Exchange 3 LSL to ILS - 3 Basotho Loti to Israeli Shekel
The Loti (plural: maLoti) is the currency of the Kingdom of Lesotho. It is subdivided into 100 Lisente (sg. Sente). It is pegged to the South African rand on a 1:1 basis through the Common Monetary Area, and both are accepted as legal tender within Lesotho. The loti was first issued in 1966, albeit as a non-circulating currency. In 1980, Lesotho issued its first coins denominated in both loti and lisente (dated 1979) to replace the South African Rand, but the Rand remains legal tender. The name derives from the Sesotho loti, "mountain," while sente is from English "cent."

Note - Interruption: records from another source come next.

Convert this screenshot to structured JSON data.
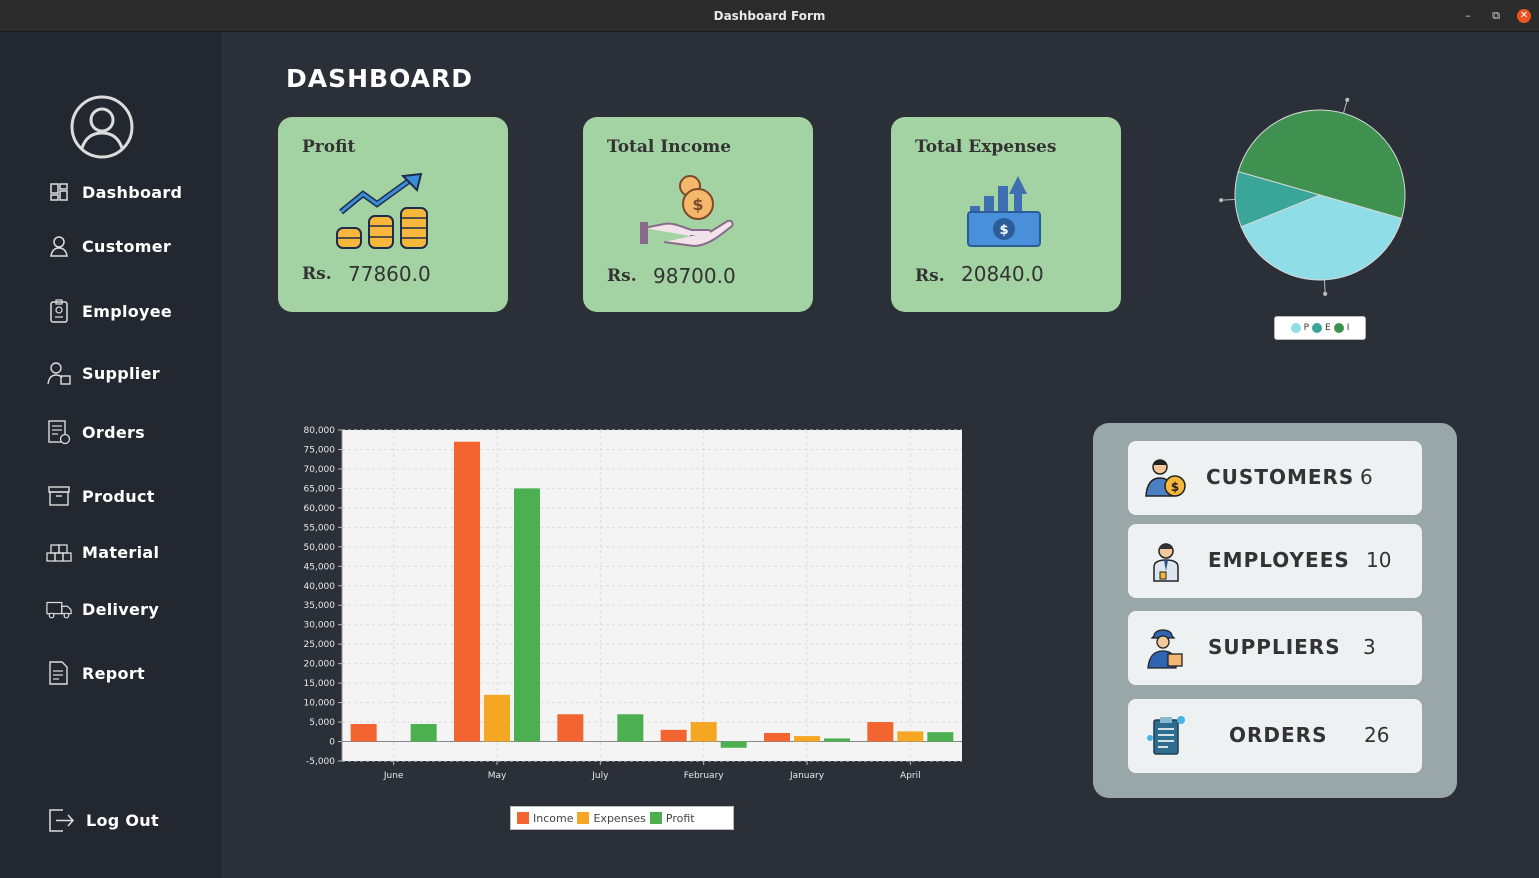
{
  "window": {
    "title": "Dashboard Form"
  },
  "sidebar": {
    "items": [
      {
        "label": "Dashboard",
        "icon": "dashboard-icon"
      },
      {
        "label": "Customer",
        "icon": "user-icon"
      },
      {
        "label": "Employee",
        "icon": "id-badge-icon"
      },
      {
        "label": "Supplier",
        "icon": "supplier-icon"
      },
      {
        "label": "Orders",
        "icon": "orders-icon"
      },
      {
        "label": "Product",
        "icon": "box-icon"
      },
      {
        "label": "Material",
        "icon": "material-icon"
      },
      {
        "label": "Delivery",
        "icon": "truck-icon"
      },
      {
        "label": "Report",
        "icon": "report-icon"
      }
    ],
    "logout": {
      "label": "Log Out",
      "icon": "logout-icon"
    }
  },
  "page": {
    "title": "DASHBOARD"
  },
  "cards": [
    {
      "title": "Profit",
      "currency": "Rs.",
      "amount": "77860.0",
      "icon": "growth-coins-icon"
    },
    {
      "title": "Total Income",
      "currency": "Rs.",
      "amount": "98700.0",
      "icon": "hand-coins-icon"
    },
    {
      "title": "Total Expenses",
      "currency": "Rs.",
      "amount": "20840.0",
      "icon": "money-up-icon"
    }
  ],
  "pie": {
    "legend": [
      {
        "label": "P",
        "color": "#8fdde6"
      },
      {
        "label": "E",
        "color": "#3aa69a"
      },
      {
        "label": "I",
        "color": "#3f9150"
      }
    ]
  },
  "stats": [
    {
      "label": "CUSTOMERS",
      "value": "6",
      "icon": "customer-icon"
    },
    {
      "label": "EMPLOYEES",
      "value": "10",
      "icon": "employee-icon"
    },
    {
      "label": "SUPPLIERS",
      "value": "3",
      "icon": "delivery-person-icon"
    },
    {
      "label": "ORDERS",
      "value": "26",
      "icon": "clipboard-icon"
    }
  ],
  "chart_data": [
    {
      "type": "bar",
      "categories": [
        "June",
        "May",
        "July",
        "February",
        "January",
        "April"
      ],
      "series": [
        {
          "name": "Income",
          "color": "#f26430",
          "values": [
            4500,
            77000,
            7000,
            3000,
            2200,
            5000
          ]
        },
        {
          "name": "Expenses",
          "color": "#f5a623",
          "values": [
            0,
            12000,
            0,
            5000,
            1400,
            2600
          ]
        },
        {
          "name": "Profit",
          "color": "#4caf50",
          "values": [
            4500,
            65000,
            7000,
            -1600,
            800,
            2400
          ]
        }
      ],
      "ylim": [
        -5000,
        80000
      ],
      "yticks": [
        "80,000",
        "75,000",
        "70,000",
        "65,000",
        "60,000",
        "55,000",
        "50,000",
        "45,000",
        "40,000",
        "35,000",
        "30,000",
        "25,000",
        "20,000",
        "15,000",
        "10,000",
        "5,000",
        "0",
        "-5,000"
      ],
      "legend": "bottom",
      "grid": true
    },
    {
      "type": "pie",
      "categories": [
        "P",
        "E",
        "I"
      ],
      "values": [
        77860,
        20840,
        98700
      ],
      "colors": [
        "#8fdde6",
        "#3aa69a",
        "#3f9150"
      ]
    }
  ]
}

The Israeli new shekel (Hebrew: שֶׁקֶל חָדָשׁ Sheqel H̱adash; Arabic: شيكل جديد šēkal jadīd; sign: ₪; code: ILS), also known as simply the Israeli shekel and formerly known as the New Israeli Sheqel (NIS), is the currency of Israel and is also used as a legal tender in the Palestinian territories of the West Bank and the Gaza Strip. The new shekel is divided into 100 agora. The new shekel has been in use since 1 January 1986, when it replaced the hyperinflated old shekel at a ratio of 1000:1. The currency sign for the new shekel ⟨ ₪ ⟩ is a combination of the first Hebrew letters of the words shekel (ש) and ẖadash (ח) (new). Alongside the shekel sign, the following abbreviations of NIS, ש"ח and ش.ج are also used commonly to denominate prices.
3 Basotho Loti to Israeli Shekel exchange rates chart
3 LSL to ILS Spot rate – This is known more formally as the ‘interbank’ rate. It is the rate banks or large financial institutions charge each other when trading significant amounts of foreign currency. In the business, this is sometimes referred to as a ‘spot rate’. It is not the tourist rate and you cannot buy currency at this rate, as you are buying relatively small amounts of foreign currency. In everyday life it is the same as the difference between wholesale and retail prices. The rates shown in financial newspapers and in broadcast media are usually the interbank rates.
3 Basotho Loti to Israeli Shekel Cross rate – This is the rate we give to customers who want to exchange currencies that do not involve the local currency. For example, if you want to exchange Australian dollars into US dollars.